Facility for extracting nuclear fuel from floating base “Lepse” opened in Snezhnogorsk
On 26 September 2018, ZATO Aleksandrovsk held a ceremony of launching the facility in Snezhnogorsk for extracting nuclear fuel from the fuel storage system of floating base “Lepse”, says press center of Murmansk Region Government.
The event was attended by the delegation taking part in the 11th Regional Public Forum-Dialogue “Cooperation for Sustainable Development of the Arctic” (Murmansk).
The Lepse came into service well before the atomic age. Built in 1934 as a Ukrainian dry goods freighter, the vessel was press-ganged into nuclear service in 1961. In 1988, it was retired and moored at Atomflot, Russia’s nuclear icebreaker port, where it sat for more than 20 years.
The project on decommissioning of FMB “Lepse” is being implemented under the contract between the Federal Centre for Nuclear & Radiation Safety (FCNRS) and FSUE Atomflot of Rosatom. All operations fully comply with the Russian legislation and international standards. Radiation situation was normal throughout all the operations.
International cooperation on “Lepse” commenced in 1994. In 1996, European Commission included the project into the TACIS programme with the objective of delivering environmental improvements and reduction of risks associated with the nuclear legacy in North-West Russia. The project is financed by the federal budget and by the European Bank for Reconstruction and Development under the grant agreement signed between EBRD and FCNRS.

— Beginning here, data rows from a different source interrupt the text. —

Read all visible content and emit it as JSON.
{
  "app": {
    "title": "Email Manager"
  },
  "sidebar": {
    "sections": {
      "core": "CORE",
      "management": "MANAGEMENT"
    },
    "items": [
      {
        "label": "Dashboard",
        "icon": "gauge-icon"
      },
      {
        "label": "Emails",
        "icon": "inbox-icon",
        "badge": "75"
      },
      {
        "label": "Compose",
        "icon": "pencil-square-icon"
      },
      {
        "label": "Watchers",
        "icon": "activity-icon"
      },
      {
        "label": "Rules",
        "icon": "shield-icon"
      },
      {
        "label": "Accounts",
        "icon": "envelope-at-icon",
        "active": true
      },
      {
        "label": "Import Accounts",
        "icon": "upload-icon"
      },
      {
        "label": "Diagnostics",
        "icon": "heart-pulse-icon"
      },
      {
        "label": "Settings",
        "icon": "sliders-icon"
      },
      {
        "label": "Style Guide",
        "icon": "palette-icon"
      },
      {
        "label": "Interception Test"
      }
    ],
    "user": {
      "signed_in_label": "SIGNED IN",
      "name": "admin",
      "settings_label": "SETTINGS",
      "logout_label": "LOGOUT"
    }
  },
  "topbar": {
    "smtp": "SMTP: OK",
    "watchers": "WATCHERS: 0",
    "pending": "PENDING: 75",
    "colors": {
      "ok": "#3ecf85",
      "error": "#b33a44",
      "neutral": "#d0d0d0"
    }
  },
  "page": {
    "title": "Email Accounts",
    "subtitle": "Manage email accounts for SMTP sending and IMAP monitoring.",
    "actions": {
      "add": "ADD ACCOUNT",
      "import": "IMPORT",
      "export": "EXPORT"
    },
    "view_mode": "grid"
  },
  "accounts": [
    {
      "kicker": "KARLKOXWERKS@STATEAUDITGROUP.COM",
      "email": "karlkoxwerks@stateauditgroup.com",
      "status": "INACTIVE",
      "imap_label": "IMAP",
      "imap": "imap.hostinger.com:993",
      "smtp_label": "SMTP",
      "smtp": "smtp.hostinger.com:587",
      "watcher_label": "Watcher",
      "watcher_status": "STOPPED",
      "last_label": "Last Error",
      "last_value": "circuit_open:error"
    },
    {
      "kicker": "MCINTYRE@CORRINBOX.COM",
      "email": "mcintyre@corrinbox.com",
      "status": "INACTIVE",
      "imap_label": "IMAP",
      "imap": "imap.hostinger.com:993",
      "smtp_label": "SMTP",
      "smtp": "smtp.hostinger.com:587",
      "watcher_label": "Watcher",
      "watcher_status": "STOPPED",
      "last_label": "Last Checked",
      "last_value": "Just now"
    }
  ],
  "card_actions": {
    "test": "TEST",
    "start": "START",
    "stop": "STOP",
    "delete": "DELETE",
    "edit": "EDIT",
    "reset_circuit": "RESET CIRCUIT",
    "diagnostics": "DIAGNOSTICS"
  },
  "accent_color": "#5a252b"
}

The Murmansk Region has a special strategic status for Russia. Geographical location defined the Kola Peninsula as a priority element in ensuring the geopolitical interests of Russia in the north of Europe and the Arctic. Its non-freezing deep-water the Kola Bay became the main base of the Northern Fleet, and Murmansk sea port became the center of industrial fishing in the Barents Sea and the North Atlantic, and the starting point of the Arctic.
The Murmansk Region located at the junction of transnational routes and having reliable sea, railway, road and air links with industrial Russian regions can surely be called a northern gateway of Russia.